It has been rumored for months on end that Google would be looking to shake up the carrier market by launching its own, largely Wi-Fi-dependent service, and today, it has been officially unveiled. Full details below.
Over the past few months, many credible sources have offered details on what Google’s carrier might look like, and aside from the fact that it would take advantage of the ubiquity of Wi-Fi hotspots, we also learned that it would piggyback T-Mobile and Sprint’s cellular networks.
As per the official announcement of “Project Fi,” we now know these notions to be true, and while many will be keen to jump on board and try it out, there are one or two catches for the time being.
First and foremost, you’ll need to be in ownership of the Nexus 6. If you don’t happen to have access to this handset, then you won’t be able to try Project Fi, and even if you do, you will need to secure an invitation.
Google’s invitation system has been a mainstay ever since the very early beta days of Gmail, but if you do meet the prerequisite of a Nexus 6, we’ll continue with details on how you can sign up for an invite a little later on in the post.
The key aspect of Project Fi is pricing. The model is very different to most of the pre-existing plans from the biggest carriers, and is one that may appeal to users who’ve varying data usage habits. You pay a $20 flat fee for calls and texts, and $10 per GB of data, which, at first glance, doesn’t seem particularly revolutionary.
However, where most carriers will remove any unused data as you roll over to the next month, Google’s system lets you utilize only what you pay for. So if you pay $40 for 4GB of data, but only use 2GB, you get $20 back, and where many plans tend to discourage / outright ban the use of tethering, Google’s Project Fi data plan permits you to use your device as a Wi-Fi hotspot.

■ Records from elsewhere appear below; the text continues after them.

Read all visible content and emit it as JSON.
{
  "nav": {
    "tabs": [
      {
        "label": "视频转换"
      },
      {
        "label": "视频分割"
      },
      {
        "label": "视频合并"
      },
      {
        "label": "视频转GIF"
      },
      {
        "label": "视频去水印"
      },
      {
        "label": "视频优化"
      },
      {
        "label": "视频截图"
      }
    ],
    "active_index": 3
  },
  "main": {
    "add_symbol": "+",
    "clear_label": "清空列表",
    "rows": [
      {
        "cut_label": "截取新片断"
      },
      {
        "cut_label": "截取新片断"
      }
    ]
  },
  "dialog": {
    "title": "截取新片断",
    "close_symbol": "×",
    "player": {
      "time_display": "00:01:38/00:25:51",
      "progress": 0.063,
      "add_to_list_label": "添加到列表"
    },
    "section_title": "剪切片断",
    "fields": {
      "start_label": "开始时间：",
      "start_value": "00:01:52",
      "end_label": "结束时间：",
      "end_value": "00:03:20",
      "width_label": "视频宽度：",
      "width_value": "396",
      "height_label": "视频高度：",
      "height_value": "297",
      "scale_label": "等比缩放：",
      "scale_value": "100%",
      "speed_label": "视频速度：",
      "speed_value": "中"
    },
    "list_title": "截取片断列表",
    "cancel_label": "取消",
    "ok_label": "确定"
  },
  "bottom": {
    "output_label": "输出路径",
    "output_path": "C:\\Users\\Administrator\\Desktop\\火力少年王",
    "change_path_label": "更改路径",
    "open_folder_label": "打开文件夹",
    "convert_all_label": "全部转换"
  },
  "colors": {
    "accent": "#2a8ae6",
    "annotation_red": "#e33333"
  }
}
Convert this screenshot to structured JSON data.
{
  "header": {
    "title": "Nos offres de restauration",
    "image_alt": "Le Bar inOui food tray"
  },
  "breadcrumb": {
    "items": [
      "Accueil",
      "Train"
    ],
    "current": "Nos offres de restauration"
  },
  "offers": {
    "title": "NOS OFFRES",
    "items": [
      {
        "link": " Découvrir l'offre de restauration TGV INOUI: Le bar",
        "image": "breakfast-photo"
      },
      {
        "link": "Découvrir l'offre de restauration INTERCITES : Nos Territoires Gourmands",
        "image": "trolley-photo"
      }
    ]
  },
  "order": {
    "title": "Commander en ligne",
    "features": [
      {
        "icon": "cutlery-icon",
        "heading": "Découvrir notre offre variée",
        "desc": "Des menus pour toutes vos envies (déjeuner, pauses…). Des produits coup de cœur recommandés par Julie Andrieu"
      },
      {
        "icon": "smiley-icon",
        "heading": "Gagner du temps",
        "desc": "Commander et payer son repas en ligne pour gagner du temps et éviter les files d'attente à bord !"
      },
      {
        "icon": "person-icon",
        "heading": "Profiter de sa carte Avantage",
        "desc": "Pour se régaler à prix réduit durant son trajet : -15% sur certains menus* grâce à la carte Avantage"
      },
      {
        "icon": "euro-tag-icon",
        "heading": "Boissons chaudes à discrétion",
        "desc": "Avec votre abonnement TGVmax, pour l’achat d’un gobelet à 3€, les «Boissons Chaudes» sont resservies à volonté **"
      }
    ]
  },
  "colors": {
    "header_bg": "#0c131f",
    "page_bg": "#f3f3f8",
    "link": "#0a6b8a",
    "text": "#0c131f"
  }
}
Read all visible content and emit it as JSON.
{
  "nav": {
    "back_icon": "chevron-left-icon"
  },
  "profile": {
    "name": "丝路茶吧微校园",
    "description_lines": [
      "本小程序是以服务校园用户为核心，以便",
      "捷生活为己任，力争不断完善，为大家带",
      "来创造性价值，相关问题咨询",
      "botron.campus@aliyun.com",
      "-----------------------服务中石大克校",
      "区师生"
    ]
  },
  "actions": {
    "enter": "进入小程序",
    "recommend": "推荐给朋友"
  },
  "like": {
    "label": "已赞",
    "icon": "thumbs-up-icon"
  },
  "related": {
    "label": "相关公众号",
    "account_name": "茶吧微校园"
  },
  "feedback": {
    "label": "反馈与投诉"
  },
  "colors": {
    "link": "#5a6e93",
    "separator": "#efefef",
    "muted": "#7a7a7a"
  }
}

The whole system is linked closely with Google Hangouts, so you can make calls / send messages to tablets and computers that include the Hangouts software, and if you’re looking to try Project Fi, you can request an invitation by going here, and log in with your Gmail address before subsequently clicking the ‘Request An Invite’ button.
This is the coverage map of Google Fi at launch:
Here’s a demo clip that offers an overview of Google’s new system:
You can follow us on Twitter, add us to your circle on Google+ or like our Facebook page to keep yourself updated on all the latest from Microsoft, Google, Apple and the Web.